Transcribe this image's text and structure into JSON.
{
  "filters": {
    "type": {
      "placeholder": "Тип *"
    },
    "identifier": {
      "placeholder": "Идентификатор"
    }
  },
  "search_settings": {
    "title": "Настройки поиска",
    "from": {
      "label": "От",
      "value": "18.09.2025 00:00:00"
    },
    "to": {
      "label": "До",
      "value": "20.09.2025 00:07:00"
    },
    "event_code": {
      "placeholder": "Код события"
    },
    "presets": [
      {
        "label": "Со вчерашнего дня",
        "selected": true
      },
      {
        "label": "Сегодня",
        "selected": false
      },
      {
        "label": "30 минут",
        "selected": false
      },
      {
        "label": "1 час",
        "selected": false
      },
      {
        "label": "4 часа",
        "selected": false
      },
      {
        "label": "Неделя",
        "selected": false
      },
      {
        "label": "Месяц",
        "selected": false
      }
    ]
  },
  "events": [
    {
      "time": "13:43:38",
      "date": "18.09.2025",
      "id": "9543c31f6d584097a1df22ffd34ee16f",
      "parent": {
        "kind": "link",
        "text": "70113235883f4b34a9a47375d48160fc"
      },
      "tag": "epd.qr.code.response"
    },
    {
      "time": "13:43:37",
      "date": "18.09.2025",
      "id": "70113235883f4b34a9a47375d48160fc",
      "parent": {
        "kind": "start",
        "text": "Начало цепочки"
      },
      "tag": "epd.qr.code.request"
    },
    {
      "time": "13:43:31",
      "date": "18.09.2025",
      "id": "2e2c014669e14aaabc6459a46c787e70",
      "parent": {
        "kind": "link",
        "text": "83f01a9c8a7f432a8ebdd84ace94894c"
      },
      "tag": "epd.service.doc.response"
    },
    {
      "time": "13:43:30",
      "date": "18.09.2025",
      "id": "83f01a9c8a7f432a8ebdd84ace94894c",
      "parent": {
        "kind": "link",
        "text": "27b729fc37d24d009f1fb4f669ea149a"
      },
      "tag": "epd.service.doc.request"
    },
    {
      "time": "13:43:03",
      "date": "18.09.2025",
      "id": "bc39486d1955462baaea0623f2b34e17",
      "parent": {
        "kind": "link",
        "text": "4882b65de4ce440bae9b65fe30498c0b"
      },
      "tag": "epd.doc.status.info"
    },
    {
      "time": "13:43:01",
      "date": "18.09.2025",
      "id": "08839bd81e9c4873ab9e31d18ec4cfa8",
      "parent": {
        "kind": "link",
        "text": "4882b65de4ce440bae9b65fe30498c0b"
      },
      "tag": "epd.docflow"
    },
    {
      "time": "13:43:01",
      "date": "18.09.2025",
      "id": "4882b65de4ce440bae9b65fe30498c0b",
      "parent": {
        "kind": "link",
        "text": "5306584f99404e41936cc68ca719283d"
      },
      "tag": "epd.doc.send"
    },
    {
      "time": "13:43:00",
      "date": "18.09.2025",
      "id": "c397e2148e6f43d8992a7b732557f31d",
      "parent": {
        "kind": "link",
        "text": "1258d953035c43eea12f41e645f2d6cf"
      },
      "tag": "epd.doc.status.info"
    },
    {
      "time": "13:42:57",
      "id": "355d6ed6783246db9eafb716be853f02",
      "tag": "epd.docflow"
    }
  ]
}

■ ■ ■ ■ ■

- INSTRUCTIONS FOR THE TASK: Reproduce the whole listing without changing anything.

- RESULT BELOW:
Transcribe this image's text and structure into JSON.
{
  "filters": {
    "type": {
      "placeholder": "Тип *"
    },
    "identifier": {
      "placeholder": "Идентификатор"
    }
  },
  "search_settings": {
    "title": "Настройки поиска",
    "from": {
      "label": "От",
      "value": "18.09.2025 00:00:00"
    },
    "to": {
      "label": "До",
      "value": "20.09.2025 00:07:00"
    },
    "event_code": {
      "placeholder": "Код события"
    },
    "presets": [
      {
        "label": "Со вчерашнего дня",
        "selected": true
      },
      {
        "label": "Сегодня",
        "selected": false
      },
      {
        "label": "30 минут",
        "selected": false
      },
      {
        "label": "1 час",
        "selected": false
      },
      {
        "label": "4 часа",
        "selected": false
      },
      {
        "label": "Неделя",
        "selected": false
      },
      {
        "label": "Месяц",
        "selected": false
      }
    ]
  },
  "events": [
    {
      "time": "13:43:38",
      "date": "18.09.2025",
      "id": "9543c31f6d584097a1df22ffd34ee16f",
      "parent": {
        "kind": "link",
        "text": "70113235883f4b34a9a47375d48160fc"
      },
      "tag": "epd.qr.code.response"
    },
    {
      "time": "13:43:37",
      "date": "18.09.2025",
      "id": "70113235883f4b34a9a47375d48160fc",
      "parent": {
        "kind": "start",
        "text": "Начало цепочки"
      },
      "tag": "epd.qr.code.request"
    },
    {
      "time": "13:43:31",
      "date": "18.09.2025",
      "id": "2e2c014669e14aaabc6459a46c787e70",
      "parent": {
        "kind": "link",
        "text": "83f01a9c8a7f432a8ebdd84ace94894c"
      },
      "tag": "epd.service.doc.response"
    },
    {
      "time": "13:43:30",
      "date": "18.09.2025",
      "id": "83f01a9c8a7f432a8ebdd84ace94894c",
      "parent": {
        "kind": "link",
        "text": "27b729fc37d24d009f1fb4f669ea149a"
      },
      "tag": "epd.service.doc.request"
    },
    {
      "time": "13:43:03",
      "date": "18.09.2025",
      "id": "bc39486d1955462baaea0623f2b34e17",
      "parent": {
        "kind": "link",
        "text": "4882b65de4ce440bae9b65fe30498c0b"
      },
      "tag": "epd.doc.status.info"
    },
    {
      "time": "13:43:01",
      "date": "18.09.2025",
      "id": "08839bd81e9c4873ab9e31d18ec4cfa8",
      "parent": {
        "kind": "link",
        "text": "4882b65de4ce440bae9b65fe30498c0b"
      },
      "tag": "epd.docflow"
    },
    {
      "time": "13:43:01",
      "date": "18.09.2025",
      "id": "4882b65de4ce440bae9b65fe30498c0b",
      "parent": {
        "kind": "link",
        "text": "5306584f99404e41936cc68ca719283d"
      },
      "tag": "epd.doc.send"
    },
    {
      "time": "13:43:00",
      "date": "18.09.2025",
      "id": "c397e2148e6f43d8992a7b732557f31d",
      "parent": {
        "kind": "link",
        "text": "1258d953035c43eea12f41e645f2d6cf"
      },
      "tag": "epd.doc.status.info"
    },
    {
      "time": "13:42:57",
      "id": "355d6ed6783246db9eafb716be853f02",
      "tag": "epd.docflow"
    }
  ]
}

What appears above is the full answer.